  1. For more on the history of this, see Douglas Rossinow’s book The Politics of Authenticity: Liberalism, Christianity and the New Left in America (New York: Columbia University Press), 1998.
  2. Paula Rust, Bisexuality and the Challenge to Lesbian Politics: Sex, Loyalty and Revolution (New York: New York University Press, 1995), p. 173. In a very interesting discussion in the chapter “The Pink and Blue Herring,” Rust explores the tensions within lesbian identity created when both “ethnic” discourse and feminist discourse were used to explain lesbian identities.
  3. In her introduction to the anthology Food for Our Grandmothers: Writings by Arab-American and Arab-Canadian Women (Boston: South End Press, 1994), editor Joanna Kadi writes: “…after one particularly bad day, I coined this phrase for our community: The Most Invisibles of the Invisibles. [… ] It raises questions about who the other invisibles are, and whether Arabs really are the most invisible. I believe we are. In the United States and Canada, it is not only white people who refuse to see us, it is other people of color–Latinos, Africans, Asians, Natives–who do not acknowledge our existence.” (pp xix-xx) Even the call for writings for this very issue never mentioned Arab women. They simply don’t exist in U.S. Feminism.
  4. This should not be read as saying categories of race, gender and culture aren’t socially real. People are discriminated against, tortured and killed everyday because of belonging to these categories. We can’t ignore social reality, but we also can not treat it as the only reality.
  5. I still remember the shock of a Costa Rican woman in my graduate program when we explained to her that, in the U.S., she was “a woman of color.” She held her arm next to ours, and asked us to explain the difference.

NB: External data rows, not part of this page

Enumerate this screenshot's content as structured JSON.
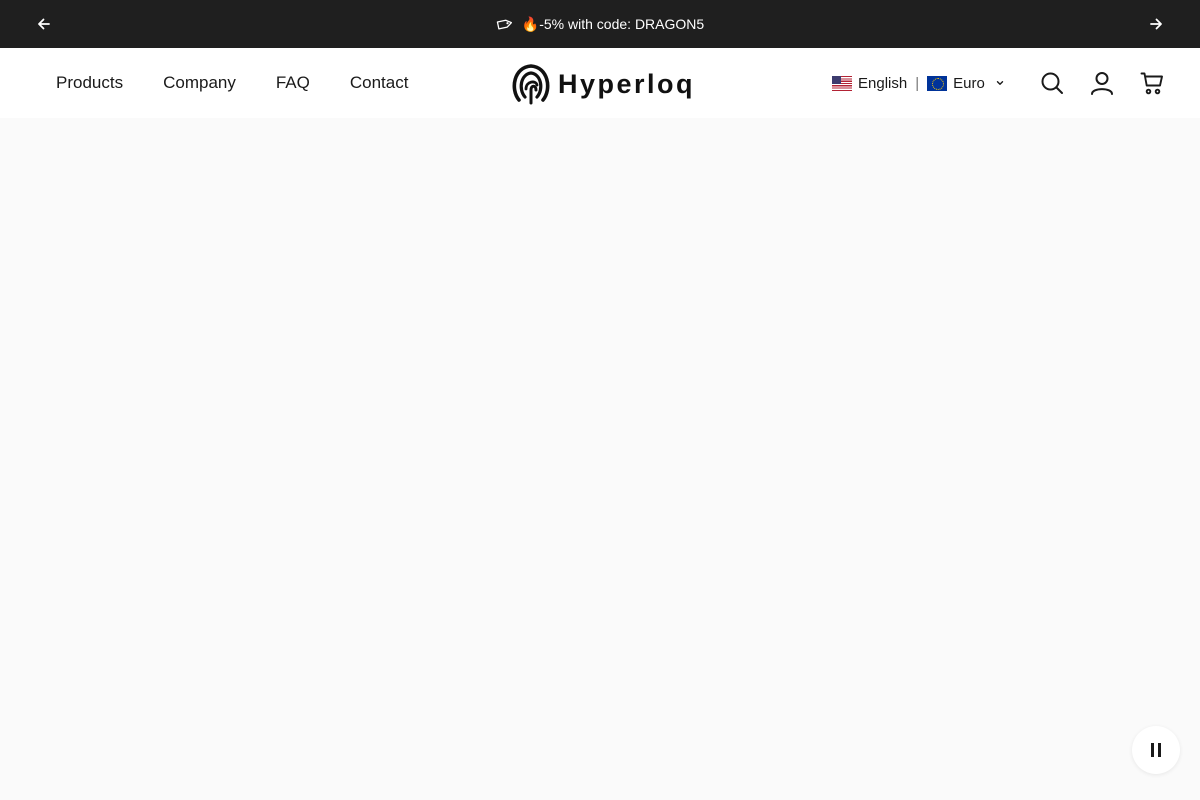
{
  "announcement": {
    "message": "🔥-5% with code: DRAGON5",
    "icons": {
      "prev": "arrow-left-icon",
      "next": "arrow-right-icon",
      "tag": "tag-icon"
    },
    "background": "#1f1f1f",
    "text_color": "#ffffff"
  },
  "nav": {
    "items": [
      {
        "label": "Products"
      },
      {
        "label": "Company"
      },
      {
        "label": "FAQ"
      },
      {
        "label": "Contact"
      }
    ]
  },
  "logo": {
    "text": "Hyperloq",
    "icon": "fingerprint-pin-icon"
  },
  "locale": {
    "language": "English",
    "separator": "|",
    "currency": "Euro",
    "language_flag": "us-flag-icon",
    "currency_flag": "eu-flag-icon"
  },
  "header_icons": [
    "search-icon",
    "account-icon",
    "cart-icon"
  ],
  "hero": {
    "background": "#fafafa",
    "control_icon": "pause-icon"
  }
}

That day, we didn’t even approach the idea that she, a member of the ruling class, might also be considered “a third world woman.” So much of U.S. Feminist thinking is still so limited by ideas based in U.S. citizenship categories that we continue to be a source of great mystery and humor to more international-based feminists.
  6. One thing we would have gotten, of course, was tremendous resistance. The U.S.’s entire definition of itself is based in mythology about race and racial difference, and to attack this mythology is to try to violate a national boundary; to violate the national boundary of a state supported by military power is become the “legitimate” target of deadly force. For an excellent analysis of the mythology, and examples of the deadly force the state uses or permits, see Mab Segrest’s Memoir of a Race Traitor (Boston: South End Press, 1994).
  7. I’m not suggesting here that no one ever asked what men, or whites, or Christians “get” from power, because a lot of good theorizing has been/is being done around these issues. I am saying that, for the most part, the upholders of IP went merrily along guarding boundaries as if that work had no implications for the identities they were protecting.
  8. And by “ugly” I mean a range of behaviors from the very public trashing of a woman to lynching campaigns to the Witch burnings. Remember, when people in any kind of power feel threatened, they can justify any act as self-defense.
  9. Mary Douglas, Purity and Danger: an analysis of the concepts of pollution and taboo (London and New York: Routledge & Kegan Paul, ARK paperbacks), 1988.
  10. One might also then intuit that strict racial divisions uphold white power. Why, then, are self-identified Radicals within IP so invested in their racial categories? A very good question.
  11. As women, what we seemed to have learned from being the target of victim-blaming for thousands of years is not to avoid doing it, but to be better at doing it, and better at hiding the process of doing it.
  12. In our wider society, think of how the U.S. is handling people’s fear of violent crime: not by passing gun control or ending poverty, but by passing “three strikes and you’re out” laws, invoking the unequivocal laws of pollution instead of the measuring and weighing of justice. Something is wrong, everyone knows it, and people already on the margins–in this case, mainly young, poor Black men–are going to be held responsible for our sins and be cast into the desert.

Copyright is held by the author, Elliott BatTzedek. All rights reserved. Used by permission.